|US6618004||May 7, 2001||Sep 9, 2003||Novatel, Inc.||Precise positioning system for mobile GPS users|
|US7095368 *||Mar 18, 2005||Aug 22, 2006||Global Locate, Inc.||Method and apparatus for combining measurements and determining clock offsets between different satellite positioning systems|
|US7313401||Jul 3, 2001||Dec 25, 2007||Sony Corporation||Positioning system using packet radio to determine position and to obtain information relative to a position|

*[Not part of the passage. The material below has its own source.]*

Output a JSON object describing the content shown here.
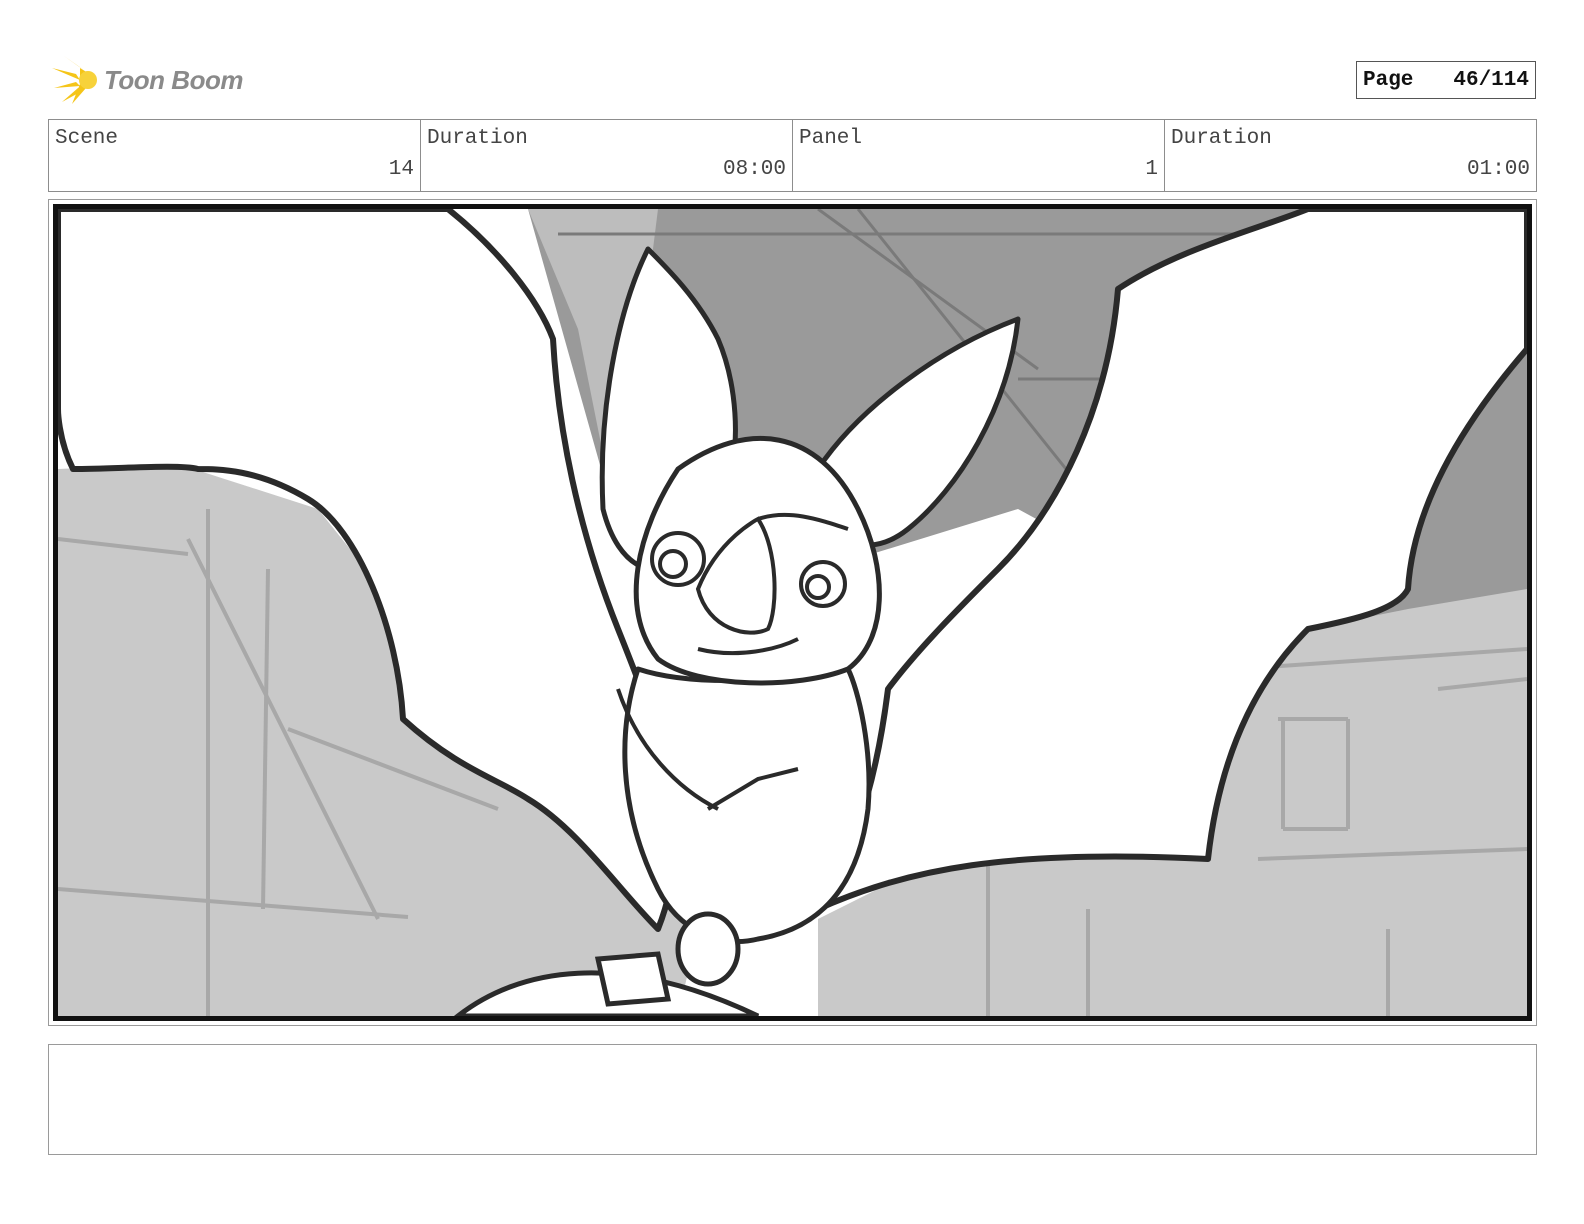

|US7446701 *||Nov 10, 2005||Nov 4, 2008||Samsung Electronics Co., Ltd.||Method and apparatus for tracking location of user equipment by using integrated GPS and TDOA scheme|
|US7489269||Dec 20, 2006||Feb 10, 2009||Broadcom Corporation||Method and apparatus for combining measurements and determining clock offsets between different global navigation satellite systems|
|US7592950||Jun 30, 2006||Sep 22, 2009||Global Locate, Inc.||Method and apparatus for combining measurements and determining clock offsets between different satellite positioning systems|
|US7720601||Aug 5, 2002||May 18, 2010||Motorola, Inc.||Method and apparatus for compressing GPS satellite broadcast message information|
|US8248299||Aug 13, 2009||Aug 21, 2012||Broadcom Corporation||Method and apparatus for combining measurements and determining clock offsets between different satellite positioning systems|
|US8902104||Jul 2, 2012||Dec 2, 2014||Global Locate, Inc.|
|US20010041535 *||Jul 3, 2001||Nov 15, 2001||Karmel Clayton R.||Positioning system using packet radio to determine position and to obtain information relative to a position|
|US20050140547 *||Feb 7, 2003||Jun 30, 2005||Josi Rosenfeld||Method of, and apparatus for, determining position|
|US20060232466 *||Nov 10, 2005||Oct 19, 2006||Samsung Electronics Co., Ltd.||Method and apparatus for tracking location of user equipment by using integrated GPS and TDOA scheme|
|US20070085732 *||Jun 30, 2006||Apr 19, 2007||Global Locate, Inc.||Method and Apparatus for Combining Measurements and Determining Clock Offsets Between Different Satellite Positioning Systems|
|CN1094198C *||Dec 11, 1996||Nov 13, 2002||常庆生||全球导航定位卫星差分数据链系统|
|CN101592723B||May 30, 2008||May 30, 2012||凹凸电子（武汉）有限公司||GPS receiver and method for positioning same|
|EP1154282A2 *||May 7, 2001||Nov 14, 2001||Nokia Mobile Phones Ltd.||A method for determining the position of an object, a positioning system, a receiver and an electronic device|
|WO2003081277A1 *||Feb 7, 2003||Oct 2, 2003||Koninkl Philips Electronics Nv||Method of, and apparatus for, determining position|
|U.S. Classification||342/357.44, 455/12.1|
|International Classification||G01S5/00, G01S19/11, G01S5/14|
|Cooperative Classification||G01S19/07, G01S19/41|
|European Classification||G01S19/07, G01S19/41|
|Jul 19, 1994||AS||Assignment|
Owner name: TRIMBLE NAVIGATION, CALIFORNIA
Free format text: ASSIGNMENT OF ASSIGNORS INTEREST;ASSIGNOR:LOOMIS, PETER VAN WYCK;REEL/FRAME:007111/0285
Effective date: 19940718
|Dec 2, 1999||FPAY||Fee payment|
Year of fee payment: 4
|Jul 31, 2000||AS||Assignment|
|Dec 4, 2003||FPAY||Fee payment|
Year of fee payment: 8
|Jul 27, 2005||AS||Assignment|
Owner name: TRIMBLE NAVIGATION LIMITED, CALIFORNIA
Free format text: RELEASE OF SECURITY INTEREST;ASSIGNOR:ABN AMRO BANK N.V.;REEL/FRAME:016345/0177
Effective date: 20050620
|Dec 10, 2007||REMI||Maintenance fee reminder mailed|
|Jun 4, 2008||LAPS||Lapse for failure to pay maintenance fees|
|Jul 22, 2008||FP||Expired due to failure to pay maintenance fee|
Effective date: 20080604